Tip: Investors usually don't realize that the Term Sheet is negotiable. Even though it comes printed on official letterhead, you don't have to take what they give you.
If your deal is good enough (where did we see that point before?), there will be other lenders who would LOVE to do business with you. If there is something in the Term Sheet that you would like to change, call the lender and start negotiating.
If you're not comfortable negotiating the first time out, then have your attorney do it and listen in on the call. Attorneys who specialize in real estate are well-versed in negotiating Term Sheets.
One key negotiating point is the amount of money that the lender will require up front to start the process. It is likely to be between $7,000 and $25,000. For example, one lender wanted $95,000 from a client of mine and he got it down to $9,000. Part of this up-front money is for the costs that lenders incur at this stage. These include reports from the third parties who are doing the appraisal, the environmental study/ies and the property inspection. Make sure the lender orders the appraisal.
The lender will not start the process until the initial fee is paid and a copy of the Purchase and Sale (P&S) Agreement, signed by both parties, is submitted. Why? Because it's not a deal until both parties sign the P&S Agreement.
Someone at the lender's office now gathers up all these reports from you and the lender's own experts, and sends a package to the lender's underwriting unit. That's where they decide whether to do your deal or not.
It is at this stage that you can improve your chances immensely.
How? By creating your presentation to the underwriter. Of course you will not be in the room when your deal is formally discussed, nor are you likely to meet the underwriter, that's all the more reason to prepare a package that can be in the room, and can do all the talking for you.
The reason behind this is to present your deal in such a way that it answers every question that might be on the underwriter's mind, even before it is asked.
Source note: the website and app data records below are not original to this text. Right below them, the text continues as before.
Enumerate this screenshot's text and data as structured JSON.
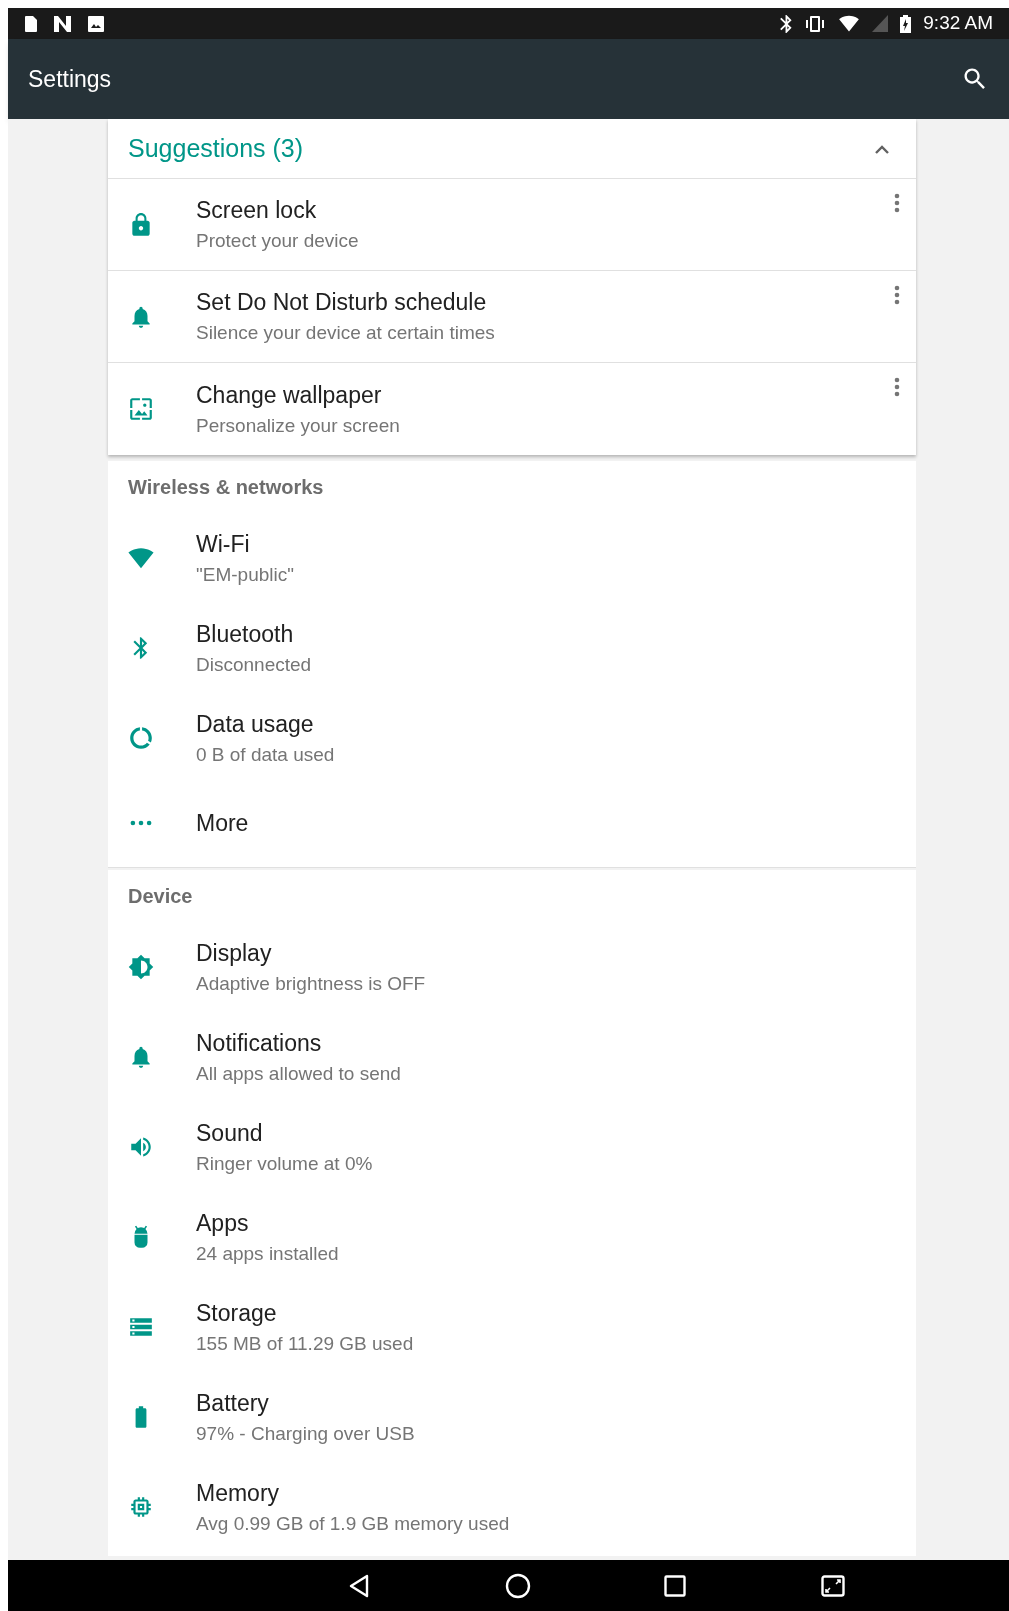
{
  "status_bar": {
    "time": "9:32 AM"
  },
  "app_bar": {
    "title": "Settings"
  },
  "suggestions": {
    "title": "Suggestions (3)",
    "expanded": true,
    "items": [
      {
        "title": "Screen lock",
        "summary": "Protect your device"
      },
      {
        "title": "Set Do Not Disturb schedule",
        "summary": "Silence your device at certain times"
      },
      {
        "title": "Change wallpaper",
        "summary": "Personalize your screen"
      }
    ]
  },
  "sections": [
    {
      "title": "Wireless & networks",
      "items": [
        {
          "title": "Wi-Fi",
          "summary": "\"EM-public\""
        },
        {
          "title": "Bluetooth",
          "summary": "Disconnected"
        },
        {
          "title": "Data usage",
          "summary": "0 B of data used"
        },
        {
          "title": "More"
        }
      ]
    },
    {
      "title": "Device",
      "items": [
        {
          "title": "Display",
          "summary": "Adaptive brightness is OFF"
        },
        {
          "title": "Notifications",
          "summary": "All apps allowed to send"
        },
        {
          "title": "Sound",
          "summary": "Ringer volume at 0%"
        },
        {
          "title": "Apps",
          "summary": "24 apps installed"
        },
        {
          "title": "Storage",
          "summary": "155 MB of 11.29 GB used"
        },
        {
          "title": "Battery",
          "summary": "97% - Charging over USB"
        },
        {
          "title": "Memory",
          "summary": "Avg 0.99 GB of 1.9 GB memory used"
        }
      ]
    }
  ]
}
You do this by presenting an overwhelming amount of information about yourself and the deal.